(SUPPLIED ENTRIES)

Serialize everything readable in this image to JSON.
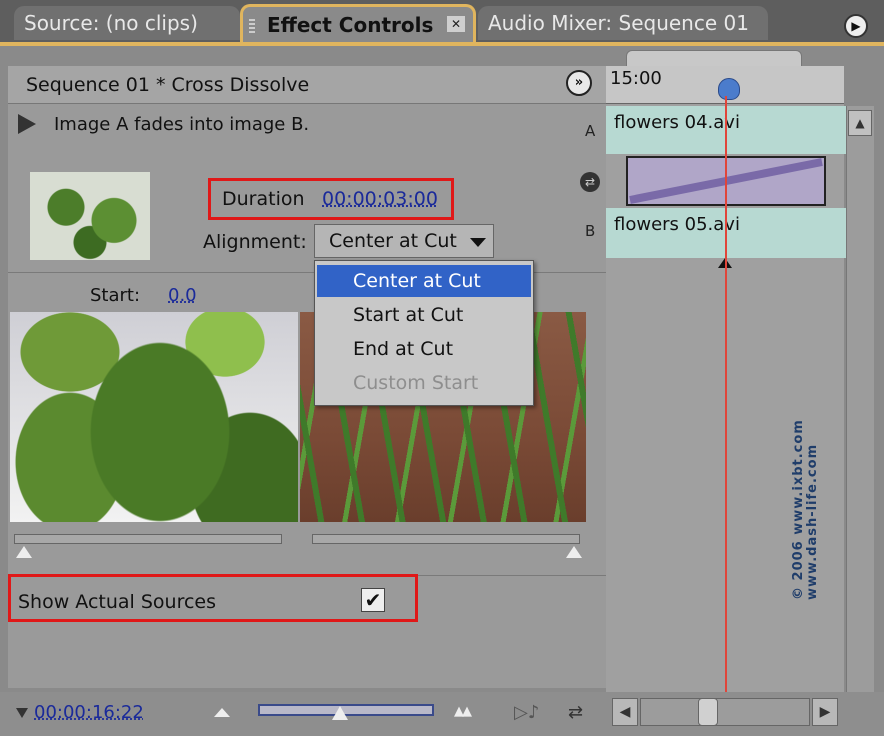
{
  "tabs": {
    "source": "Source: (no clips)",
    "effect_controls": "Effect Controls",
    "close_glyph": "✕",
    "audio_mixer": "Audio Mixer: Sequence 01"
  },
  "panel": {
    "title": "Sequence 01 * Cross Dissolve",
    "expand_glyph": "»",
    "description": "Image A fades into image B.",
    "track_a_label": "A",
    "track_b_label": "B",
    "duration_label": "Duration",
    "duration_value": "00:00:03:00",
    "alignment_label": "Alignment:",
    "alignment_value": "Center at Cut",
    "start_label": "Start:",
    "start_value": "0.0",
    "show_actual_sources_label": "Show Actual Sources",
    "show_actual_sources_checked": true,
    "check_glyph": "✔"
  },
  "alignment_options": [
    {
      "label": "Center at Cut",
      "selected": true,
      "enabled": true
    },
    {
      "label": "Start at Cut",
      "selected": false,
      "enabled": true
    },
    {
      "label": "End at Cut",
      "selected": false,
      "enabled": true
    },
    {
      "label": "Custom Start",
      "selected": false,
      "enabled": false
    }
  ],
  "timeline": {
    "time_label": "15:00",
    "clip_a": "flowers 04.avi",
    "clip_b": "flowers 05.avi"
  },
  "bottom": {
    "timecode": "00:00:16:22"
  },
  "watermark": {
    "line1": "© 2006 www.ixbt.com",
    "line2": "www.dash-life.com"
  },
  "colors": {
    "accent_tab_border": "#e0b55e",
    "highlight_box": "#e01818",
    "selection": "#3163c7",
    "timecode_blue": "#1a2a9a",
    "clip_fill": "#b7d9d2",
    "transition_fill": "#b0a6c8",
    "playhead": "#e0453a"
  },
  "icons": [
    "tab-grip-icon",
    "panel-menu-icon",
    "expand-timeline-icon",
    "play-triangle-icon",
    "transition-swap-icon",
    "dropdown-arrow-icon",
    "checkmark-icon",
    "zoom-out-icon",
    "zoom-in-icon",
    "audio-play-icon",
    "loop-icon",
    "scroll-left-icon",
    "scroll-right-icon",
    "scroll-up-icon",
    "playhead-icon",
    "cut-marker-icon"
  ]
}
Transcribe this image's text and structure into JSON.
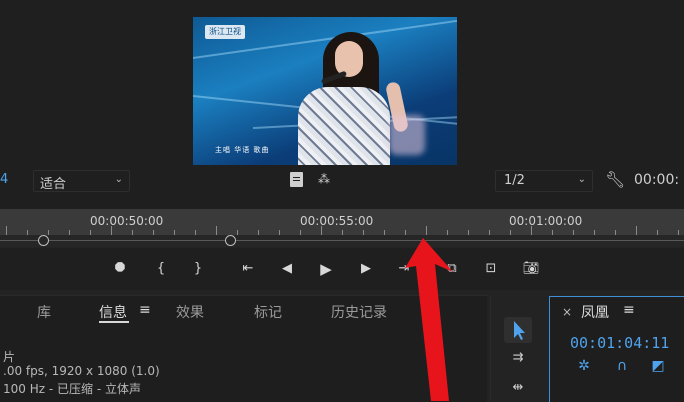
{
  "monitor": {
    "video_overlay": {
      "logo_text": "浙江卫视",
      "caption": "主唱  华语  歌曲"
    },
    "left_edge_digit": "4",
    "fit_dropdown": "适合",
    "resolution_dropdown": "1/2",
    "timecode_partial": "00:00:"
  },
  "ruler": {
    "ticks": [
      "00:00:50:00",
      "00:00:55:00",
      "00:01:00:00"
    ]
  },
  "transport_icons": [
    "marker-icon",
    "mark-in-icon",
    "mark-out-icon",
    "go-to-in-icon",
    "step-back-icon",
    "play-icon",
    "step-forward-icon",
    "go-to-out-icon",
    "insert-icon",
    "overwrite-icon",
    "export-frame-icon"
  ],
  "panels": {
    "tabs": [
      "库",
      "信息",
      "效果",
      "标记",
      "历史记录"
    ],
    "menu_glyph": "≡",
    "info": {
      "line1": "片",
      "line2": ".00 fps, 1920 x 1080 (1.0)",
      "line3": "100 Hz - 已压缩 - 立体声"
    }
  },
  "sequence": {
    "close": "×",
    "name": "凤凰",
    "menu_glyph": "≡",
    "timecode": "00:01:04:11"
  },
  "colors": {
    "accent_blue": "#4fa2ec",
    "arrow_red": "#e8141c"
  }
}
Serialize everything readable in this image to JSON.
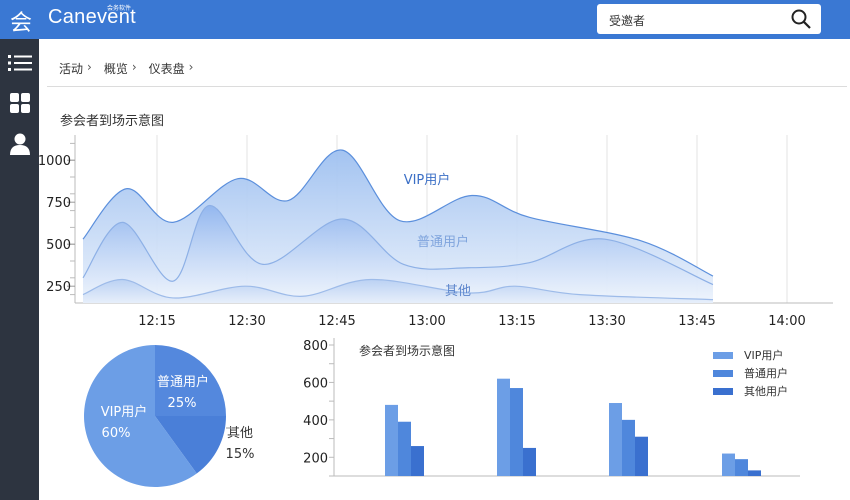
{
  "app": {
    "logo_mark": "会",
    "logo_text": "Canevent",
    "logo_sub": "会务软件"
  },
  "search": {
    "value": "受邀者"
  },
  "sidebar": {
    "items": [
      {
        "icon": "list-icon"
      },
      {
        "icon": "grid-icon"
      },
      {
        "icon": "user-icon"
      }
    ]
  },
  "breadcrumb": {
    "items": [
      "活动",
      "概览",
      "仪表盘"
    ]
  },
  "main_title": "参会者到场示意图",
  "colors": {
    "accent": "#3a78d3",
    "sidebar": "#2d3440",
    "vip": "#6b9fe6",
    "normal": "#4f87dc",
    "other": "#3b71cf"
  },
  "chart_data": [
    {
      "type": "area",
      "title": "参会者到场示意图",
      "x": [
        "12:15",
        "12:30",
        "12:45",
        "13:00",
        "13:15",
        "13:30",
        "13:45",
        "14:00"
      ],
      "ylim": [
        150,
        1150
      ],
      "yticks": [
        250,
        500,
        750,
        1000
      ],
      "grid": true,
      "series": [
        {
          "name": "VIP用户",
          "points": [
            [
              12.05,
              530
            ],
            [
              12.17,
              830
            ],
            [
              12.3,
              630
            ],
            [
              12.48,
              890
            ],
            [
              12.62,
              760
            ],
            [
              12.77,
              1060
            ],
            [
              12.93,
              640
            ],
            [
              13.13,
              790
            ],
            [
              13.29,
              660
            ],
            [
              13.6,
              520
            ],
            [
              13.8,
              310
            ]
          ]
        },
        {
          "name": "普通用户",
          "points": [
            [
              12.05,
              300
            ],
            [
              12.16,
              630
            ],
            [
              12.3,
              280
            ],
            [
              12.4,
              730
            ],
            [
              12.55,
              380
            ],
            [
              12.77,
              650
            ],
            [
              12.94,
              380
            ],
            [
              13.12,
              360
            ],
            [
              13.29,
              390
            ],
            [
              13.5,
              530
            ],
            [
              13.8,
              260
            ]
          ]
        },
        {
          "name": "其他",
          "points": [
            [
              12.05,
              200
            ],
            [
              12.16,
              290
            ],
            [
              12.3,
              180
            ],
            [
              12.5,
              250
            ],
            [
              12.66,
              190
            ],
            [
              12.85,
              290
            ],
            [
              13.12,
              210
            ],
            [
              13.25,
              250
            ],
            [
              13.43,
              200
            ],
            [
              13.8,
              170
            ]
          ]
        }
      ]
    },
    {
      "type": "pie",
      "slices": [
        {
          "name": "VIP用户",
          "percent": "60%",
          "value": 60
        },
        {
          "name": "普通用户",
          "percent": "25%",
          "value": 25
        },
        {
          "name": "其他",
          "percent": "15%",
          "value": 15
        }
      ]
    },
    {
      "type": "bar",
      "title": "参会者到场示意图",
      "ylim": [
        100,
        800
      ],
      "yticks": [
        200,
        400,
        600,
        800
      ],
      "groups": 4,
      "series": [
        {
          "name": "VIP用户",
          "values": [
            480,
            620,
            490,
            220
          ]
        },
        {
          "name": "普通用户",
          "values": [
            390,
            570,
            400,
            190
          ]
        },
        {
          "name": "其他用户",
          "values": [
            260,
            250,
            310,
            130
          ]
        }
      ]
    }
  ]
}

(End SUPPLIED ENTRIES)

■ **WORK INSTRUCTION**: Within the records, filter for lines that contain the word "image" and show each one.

■ **WORKED SOLUTION**:
Serialize everything readable in this image to JSON.
    "description": "Image A fades into image B.",
Transcribe this image's text and structure into JSON.
Serialize everything readable in this image to JSON.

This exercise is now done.